Exercise objective: Nothing in the data may be changed; retype all of it.

Material for this task:
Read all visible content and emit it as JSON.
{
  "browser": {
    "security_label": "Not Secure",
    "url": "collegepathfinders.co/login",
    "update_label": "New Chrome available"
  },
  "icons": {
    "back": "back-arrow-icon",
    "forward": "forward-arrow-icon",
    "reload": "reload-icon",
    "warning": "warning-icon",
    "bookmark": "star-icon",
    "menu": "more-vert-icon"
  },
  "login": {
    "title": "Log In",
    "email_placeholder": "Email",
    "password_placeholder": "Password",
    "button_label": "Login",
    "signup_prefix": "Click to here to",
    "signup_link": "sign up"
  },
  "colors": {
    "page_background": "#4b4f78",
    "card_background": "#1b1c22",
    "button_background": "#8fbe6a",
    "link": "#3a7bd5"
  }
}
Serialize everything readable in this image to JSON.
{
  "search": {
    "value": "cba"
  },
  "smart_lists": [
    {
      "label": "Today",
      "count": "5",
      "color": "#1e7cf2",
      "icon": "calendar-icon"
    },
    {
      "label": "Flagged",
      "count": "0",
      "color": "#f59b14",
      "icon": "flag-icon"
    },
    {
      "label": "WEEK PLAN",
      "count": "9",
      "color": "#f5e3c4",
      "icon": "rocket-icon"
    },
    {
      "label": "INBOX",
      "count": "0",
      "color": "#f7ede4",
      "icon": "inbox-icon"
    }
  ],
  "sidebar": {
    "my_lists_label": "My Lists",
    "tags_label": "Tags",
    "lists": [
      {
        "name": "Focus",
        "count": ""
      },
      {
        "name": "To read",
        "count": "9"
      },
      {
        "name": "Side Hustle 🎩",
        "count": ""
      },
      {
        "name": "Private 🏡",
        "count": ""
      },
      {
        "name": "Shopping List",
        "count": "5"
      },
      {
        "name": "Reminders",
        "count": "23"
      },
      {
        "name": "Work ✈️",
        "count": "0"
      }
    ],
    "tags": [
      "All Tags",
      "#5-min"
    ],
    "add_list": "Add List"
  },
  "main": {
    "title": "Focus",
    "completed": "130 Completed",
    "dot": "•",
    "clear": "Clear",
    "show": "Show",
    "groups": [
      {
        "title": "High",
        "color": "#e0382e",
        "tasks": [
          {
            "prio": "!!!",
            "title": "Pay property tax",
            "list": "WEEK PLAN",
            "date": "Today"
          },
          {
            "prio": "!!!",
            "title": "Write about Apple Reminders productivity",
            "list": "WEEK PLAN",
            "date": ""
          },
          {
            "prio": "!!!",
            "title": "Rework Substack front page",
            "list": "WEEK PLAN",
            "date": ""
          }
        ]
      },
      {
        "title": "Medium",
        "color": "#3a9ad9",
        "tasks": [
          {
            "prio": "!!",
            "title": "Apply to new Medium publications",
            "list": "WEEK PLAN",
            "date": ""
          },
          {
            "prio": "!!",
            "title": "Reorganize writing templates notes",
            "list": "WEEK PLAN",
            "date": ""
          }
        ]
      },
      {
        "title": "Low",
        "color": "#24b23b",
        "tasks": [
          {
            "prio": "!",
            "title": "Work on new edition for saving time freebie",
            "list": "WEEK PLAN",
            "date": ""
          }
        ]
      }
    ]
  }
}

Response for this exercise:
Read all visible content and emit it as JSON.
{
  "browser": {
    "security_label": "Not Secure",
    "url": "collegepathfinders.co/login",
    "update_label": "New Chrome available"
  },
  "icons": {
    "back": "back-arrow-icon",
    "forward": "forward-arrow-icon",
    "reload": "reload-icon",
    "warning": "warning-icon",
    "bookmark": "star-icon",
    "menu": "more-vert-icon"
  },
  "login": {
    "title": "Log In",
    "email_placeholder": "Email",
    "password_placeholder": "Password",
    "button_label": "Login",
    "signup_prefix": "Click to here to",
    "signup_link": "sign up"
  },
  "colors": {
    "page_background": "#4b4f78",
    "card_background": "#1b1c22",
    "button_background": "#8fbe6a",
    "link": "#3a7bd5"
  }
}
Serialize everything readable in this image to JSON.
{
  "search": {
    "value": "cba"
  },
  "smart_lists": [
    {
      "label": "Today",
      "count": "5",
      "color": "#1e7cf2",
      "icon": "calendar-icon"
    },
    {
      "label": "Flagged",
      "count": "0",
      "color": "#f59b14",
      "icon": "flag-icon"
    },
    {
      "label": "WEEK PLAN",
      "count": "9",
      "color": "#f5e3c4",
      "icon": "rocket-icon"
    },
    {
      "label": "INBOX",
      "count": "0",
      "color": "#f7ede4",
      "icon": "inbox-icon"
    }
  ],
  "sidebar": {
    "my_lists_label": "My Lists",
    "tags_label": "Tags",
    "lists": [
      {
        "name": "Focus",
        "count": ""
      },
      {
        "name": "To read",
        "count": "9"
      },
      {
        "name": "Side Hustle 🎩",
        "count": ""
      },
      {
        "name": "Private 🏡",
        "count": ""
      },
      {
        "name": "Shopping List",
        "count": "5"
      },
      {
        "name": "Reminders",
        "count": "23"
      },
      {
        "name": "Work ✈️",
        "count": "0"
      }
    ],
    "tags": [
      "All Tags",
      "#5-min"
    ],
    "add_list": "Add List"
  },
  "main": {
    "title": "Focus",
    "completed": "130 Completed",
    "dot": "•",
    "clear": "Clear",
    "show": "Show",
    "groups": [
      {
        "title": "High",
        "color": "#e0382e",
        "tasks": [
          {
            "prio": "!!!",
            "title": "Pay property tax",
            "list": "WEEK PLAN",
            "date": "Today"
          },
          {
            "prio": "!!!",
            "title": "Write about Apple Reminders productivity",
            "list": "WEEK PLAN",
            "date": ""
          },
          {
            "prio": "!!!",
            "title": "Rework Substack front page",
            "list": "WEEK PLAN",
            "date": ""
          }
        ]
      },
      {
        "title": "Medium",
        "color": "#3a9ad9",
        "tasks": [
          {
            "prio": "!!",
            "title": "Apply to new Medium publications",
            "list": "WEEK PLAN",
            "date": ""
          },
          {
            "prio": "!!",
            "title": "Reorganize writing templates notes",
            "list": "WEEK PLAN",
            "date": ""
          }
        ]
      },
      {
        "title": "Low",
        "color": "#24b23b",
        "tasks": [
          {
            "prio": "!",
            "title": "Work on new edition for saving time freebie",
            "list": "WEEK PLAN",
            "date": ""
          }
        ]
      }
    ]
  }
}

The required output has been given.